Welcome to Impact Factor. I'm Perry Wilson.
In vitro fertilization (IVF) is a stressful process for potential parents, with costs measured in emotional turmoil, medication side effects, and thousands or tens of thousands of dollars.
Against that backdrop, a new study appearing in JAMA Pediatrics adds to the stress by linking the procedure to a small but significantly increased risk for childhood cancer. This is the first US study to really tackle this issue.
Researchers undertook the herculean task of linking the Society for Assisted Reproductive Technology clinical outcomes database (which contains about 90% of all IVF treatments performed in the United States) to state-level birth and cancer registries.
In the end, the study included 275,686 kids conceived via IVF. Over approximately 4.5 years of follow-up, 321 of those kids developed cancer—that's 1 out of 858 kids.
That's a small number, though not as small as any of us would like. The researchers used similar methods to identify 2.2 million kids born without IVF. In that group, the rate of cancer was 1 in 1100 kids. That difference—1 out of 858 versus 1 out of 1100—just made our standard cutoff for statistical significance.
The authors zeroed in on hepatoblastoma and embryonal cell cancers as potentially driving the overall association. Of course, there are many factors that differed between the kids who were conceived via IVF and those who weren't.
Moms of kids conceived via IVF were substantially older, more educated, and more likely to be white. The researchers adjusted for these factors but pointed out that there is no real way to tell whether the increased cancer risk is due to something about IVF or related to the underlying infertility problem in the first place.
But let's do a thought experiment. What if it is due to IVF? Does it matter?
Studies like this face an implicit problem of interpretation because using IVF versus not using IVF is not really a choice, like choosing drug A over drug B is. For couples who are worried about childhood cancer, what are we saying—just don't have a kid at all?
Let me put it this way.

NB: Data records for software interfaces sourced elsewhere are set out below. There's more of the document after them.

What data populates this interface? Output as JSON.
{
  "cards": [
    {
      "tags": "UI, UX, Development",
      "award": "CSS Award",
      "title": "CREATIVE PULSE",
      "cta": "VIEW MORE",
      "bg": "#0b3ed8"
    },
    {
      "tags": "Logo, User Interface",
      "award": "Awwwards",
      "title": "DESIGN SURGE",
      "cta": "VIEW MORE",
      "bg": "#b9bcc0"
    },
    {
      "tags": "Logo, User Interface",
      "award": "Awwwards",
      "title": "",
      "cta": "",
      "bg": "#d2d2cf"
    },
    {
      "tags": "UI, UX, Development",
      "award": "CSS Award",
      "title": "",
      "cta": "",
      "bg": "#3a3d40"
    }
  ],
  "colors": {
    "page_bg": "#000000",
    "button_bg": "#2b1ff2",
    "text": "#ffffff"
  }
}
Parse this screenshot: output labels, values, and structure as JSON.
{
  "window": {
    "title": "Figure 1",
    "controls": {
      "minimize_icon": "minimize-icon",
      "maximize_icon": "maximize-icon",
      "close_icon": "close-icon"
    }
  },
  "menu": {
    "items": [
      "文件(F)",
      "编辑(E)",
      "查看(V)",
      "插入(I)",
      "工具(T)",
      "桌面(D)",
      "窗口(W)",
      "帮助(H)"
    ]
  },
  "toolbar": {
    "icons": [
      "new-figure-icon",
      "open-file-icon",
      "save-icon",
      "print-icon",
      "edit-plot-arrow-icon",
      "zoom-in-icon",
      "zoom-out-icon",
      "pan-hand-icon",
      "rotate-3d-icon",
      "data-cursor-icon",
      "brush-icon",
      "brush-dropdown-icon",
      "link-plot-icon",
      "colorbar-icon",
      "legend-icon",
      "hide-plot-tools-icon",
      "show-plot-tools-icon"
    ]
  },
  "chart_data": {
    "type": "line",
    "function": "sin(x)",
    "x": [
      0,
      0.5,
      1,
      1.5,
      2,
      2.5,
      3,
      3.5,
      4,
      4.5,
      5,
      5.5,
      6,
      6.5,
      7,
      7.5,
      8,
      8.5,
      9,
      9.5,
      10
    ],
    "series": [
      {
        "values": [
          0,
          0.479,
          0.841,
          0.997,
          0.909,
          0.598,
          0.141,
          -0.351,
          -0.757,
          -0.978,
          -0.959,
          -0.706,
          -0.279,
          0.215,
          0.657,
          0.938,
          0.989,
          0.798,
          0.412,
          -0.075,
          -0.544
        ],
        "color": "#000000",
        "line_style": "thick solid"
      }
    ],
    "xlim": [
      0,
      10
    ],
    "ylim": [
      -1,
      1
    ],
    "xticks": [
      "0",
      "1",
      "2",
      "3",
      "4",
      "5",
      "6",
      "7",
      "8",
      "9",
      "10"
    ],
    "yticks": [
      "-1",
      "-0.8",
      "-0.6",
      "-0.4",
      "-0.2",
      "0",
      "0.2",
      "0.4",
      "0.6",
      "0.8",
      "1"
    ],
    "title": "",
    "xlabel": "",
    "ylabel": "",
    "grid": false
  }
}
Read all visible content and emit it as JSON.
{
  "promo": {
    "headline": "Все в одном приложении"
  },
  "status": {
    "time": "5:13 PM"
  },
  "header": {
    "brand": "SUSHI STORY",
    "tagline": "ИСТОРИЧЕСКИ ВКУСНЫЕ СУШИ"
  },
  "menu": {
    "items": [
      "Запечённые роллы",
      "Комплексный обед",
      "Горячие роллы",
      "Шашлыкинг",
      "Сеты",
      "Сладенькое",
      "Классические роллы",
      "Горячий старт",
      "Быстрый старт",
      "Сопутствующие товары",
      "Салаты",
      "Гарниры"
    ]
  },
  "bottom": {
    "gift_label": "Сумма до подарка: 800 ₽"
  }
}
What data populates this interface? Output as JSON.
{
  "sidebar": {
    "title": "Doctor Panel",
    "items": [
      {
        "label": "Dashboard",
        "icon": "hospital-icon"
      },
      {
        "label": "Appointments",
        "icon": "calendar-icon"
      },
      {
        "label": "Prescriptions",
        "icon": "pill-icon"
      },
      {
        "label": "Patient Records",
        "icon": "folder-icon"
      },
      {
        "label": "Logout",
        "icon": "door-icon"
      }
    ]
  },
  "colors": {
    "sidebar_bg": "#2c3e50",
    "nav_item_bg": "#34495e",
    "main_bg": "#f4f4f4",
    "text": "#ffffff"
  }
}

Using the data in this study, I can calculate that to prevent one cancer in a kid under 10, you'd have to stop 3400 successful IVF treatments. I feel like that's throwing out the baby with the bathwater.
Do the results mean that we need to be more vigilant about kids who are conceived by IVF? The authors state as much in their conclusion, saying, "These results suggest that continued follow-up of children conceived via IVF for cancer occurrence is warranted."
But is it? Probably not. Frankly, I'm not even sure what kind of continued follow-up is being implied here. Routine screening CT scans for hepatoblastoma? The risks associated with such a strategy in terms of stress, false-positives, and, of course, costs would seem to really outweigh the benefits.
No, studies like this can only be said to be a first step in finding some pathway that will teach us more about childhood cancers, and that's what interests me. What can the biology of infertility and IVF teach us about cancer in general so that we can reduce the risk for childhood cancer for everyone?
Medscape © 2019 WebMD, LLC
Any views expressed above are the author's own and do not necessarily reflect the views of WebMD or Medscape.
Cite this: F. Perry Wilson. Does IVF Cause Childhood Cancer? - Medscape - Apr 03, 2019.